Hard at work: Lt. j.g. Kyle Atakturk, a US naval aviator assigned to Patrol Squadron (VP) 16, piloting a P-8A Poseidon plane over the waters of the Indian Ocean during a mission to assist in SAR operations for flight MH370. — AFP
PETALING JAYA: The mystery of what happened to Malaysia Airlines Flight MH370 has become the longest saga of a stricken commercial plane in the modern era.
The flight departed from KLIA at around 12.41am and was scheduled to land in Beijing at 6.30am on March 8. As of today, it has been missing for 14 days.
In the past, several tragedies involving aeroplanes have garnered international attention.
On June 1, 2009, Air France Flight 447 from Rio de Janeiro to Paris crashed into the Atlantic Ocean, killing all 216 passengers and 12 crew.
The Airbus A330-203 tragedy was the deadliest in the history of Air France.
While the Brazilian naval authorities were able to remove the first major piece of wreckage and two bodies from the sea within five days of the tragedy, the investigation was hampered because the black box was not recovered from the ocean floor until May 2011.
On Jan 1, 2007, Adam Air Flight 574, flying between the Indonesian cities of Surabaya and Manado, crashed into the Makassar Straits near Polewali in Sulawesi.
All 102 people on board died, the highest toll of any aviation accident involving a Boeing 737-400.
The final investigation report, released on March 25, 2008, concluded that the pilots lost control of the aircraft after they became preoccupied with troubleshooting the inertial navigation system and inadvertently disconnecting the autopilot.
On May 25, 2003, a Boeing 727-223, registered N844AA, was stolen from Quatro de Fevereiro Airport, Luanda, Angola.
Its disappearance prompted a worldwide search by the FBI and the CIA.

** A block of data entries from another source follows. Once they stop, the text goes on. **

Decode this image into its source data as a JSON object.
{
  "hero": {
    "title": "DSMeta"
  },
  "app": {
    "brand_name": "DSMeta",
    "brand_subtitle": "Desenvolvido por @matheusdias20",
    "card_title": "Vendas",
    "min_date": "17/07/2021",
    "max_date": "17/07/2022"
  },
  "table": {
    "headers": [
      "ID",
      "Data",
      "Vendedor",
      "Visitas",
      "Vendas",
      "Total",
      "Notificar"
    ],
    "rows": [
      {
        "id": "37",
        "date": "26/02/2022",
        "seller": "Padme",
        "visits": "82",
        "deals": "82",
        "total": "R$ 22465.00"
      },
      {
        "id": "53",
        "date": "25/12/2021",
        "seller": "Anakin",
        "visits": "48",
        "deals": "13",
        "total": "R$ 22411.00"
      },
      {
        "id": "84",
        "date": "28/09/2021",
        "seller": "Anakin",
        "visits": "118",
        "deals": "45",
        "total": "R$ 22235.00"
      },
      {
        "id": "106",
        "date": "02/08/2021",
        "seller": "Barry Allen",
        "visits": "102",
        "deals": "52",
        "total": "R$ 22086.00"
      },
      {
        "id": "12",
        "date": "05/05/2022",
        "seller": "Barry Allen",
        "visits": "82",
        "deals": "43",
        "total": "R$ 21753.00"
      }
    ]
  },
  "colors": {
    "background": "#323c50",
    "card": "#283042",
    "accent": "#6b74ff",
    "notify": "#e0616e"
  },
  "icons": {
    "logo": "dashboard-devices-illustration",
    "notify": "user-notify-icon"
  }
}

Ben Charles Padilla, an aircraft mechanic, flight engineer and private pilot, was aboard N844AA when it was stolen, and is believed by US authorities to have been at the controls.
He has not been seen or heard from since.